I haven’t even been married a week, and already I would do anything to protect my marriage. When Eddie and I got married, we made a commitment to each other, before God, to be wed for life. Marriage isn’t just a union, but it’s a promise to ourselves and to God to stay together. At least that’s how I understood it.
But apparently that isn’t the case for one Australian couple.
Nick and Sarah Jensen, a straight couple (pictured above) have vowed to get divorced if marriage equality becomes the law for the land down under.
The couple states that they are happily married, and are going to get divorced in protest of the growing acceptance of gay marriage in their country.
This really irks me. It irks me because they are willing to throw away their marriage, and live in sin, all because they are so gravely unable to accept that what I have with my husband is the same as what they have.
Immediately after Eddie’s and my wedding ceremony, we were eating with my best friend and close family. My best friend stated that in Arizona there is such a thing as a covenant marriage. Arizona is only one of three states that provide this sort of marriage, but basically it makes divorce harder. It requires counseling before divorce, and it requires your church to be involved. Eddie and I had heard of this before and we knew what it was. We even considered it, but with so few churches welcoming gays, we opted for a simple, standard, ceremony and marriage license.
But the idea was nice. It was nice because both Eddie and I strongly feel that regardless of how difficult things may get, both people in a marriage need to be willing to make it work. If counseling is required to make a marriage work, then by all means, counseling should be one of the steps taken.
In 2006, and again in 2008, while I fought the gay marriage bans that Arizona faced, I didn’t fight to water down marriage, I fought to be included in the sanctity that is marriage. While I don’t think churches should be forced to preform marriage ceremonies they don’t want to, I wanted the churches that wanted to preform marriage ceremonies of all types to be welcomed to do so.
It’s really quite simple, as a gay man, I wanted the commitment of marriage to include me.
Rather that say it’s “just a piece of paper” or accept that I will never be able to get marriage, I chose to do something about it, because I strongly believe that marriage is a sacred thing – a sacred thing I should be welcomed to enjoy freely, just like the Jensens.
It irks me that the Jensens is that they are willing to disregard the commitment they made for each other. They are willing to dispose of the sanctity of marriage, not because they are unhappy, but because they are bigots.
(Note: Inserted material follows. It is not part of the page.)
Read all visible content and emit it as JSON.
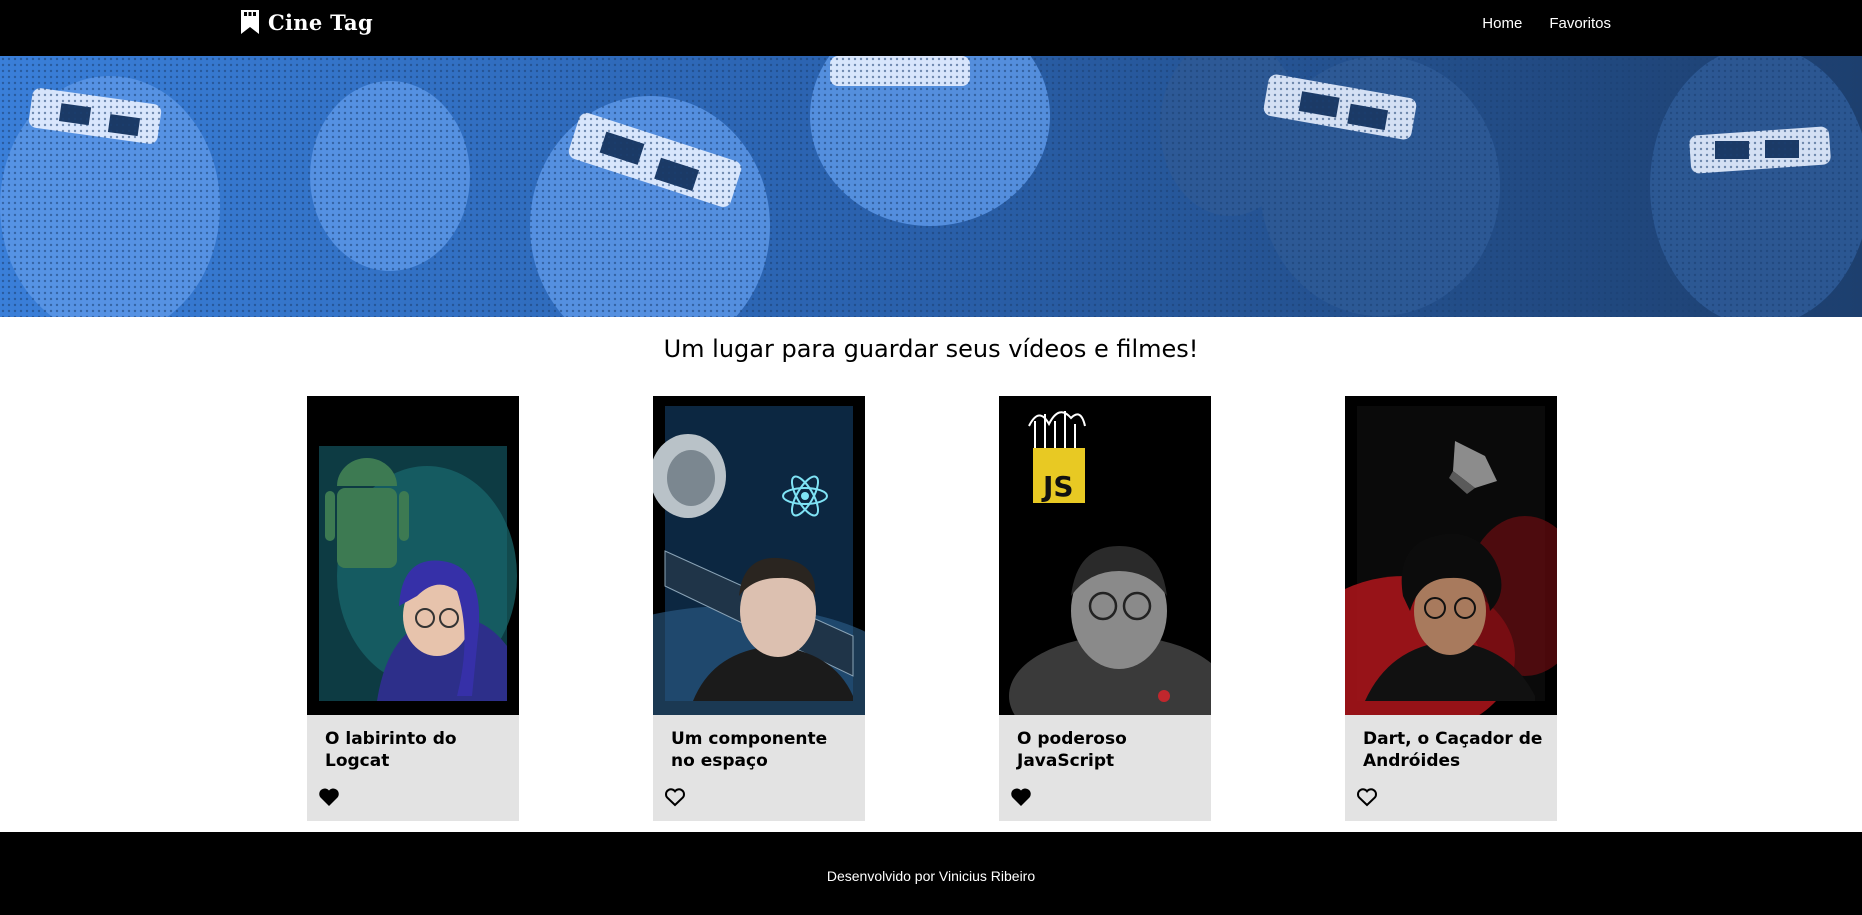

That’s problematic to me.
I do not understand how it is at all acceptable that these people not be called out on the fact that they are destroying the sanctity of marriage out of hate, when Eddie and I have chose to uphold that same sanctity of marriage by getting getting married ourselves.
(Additional Note: Earlier when I stated that Eddie’s and my marriage is the same as the Jensens, I was mistaken; while Eddie and I would do anything to protect our marriage, the Jensens are using gays as an excuse to end there commitment to each other and to God.)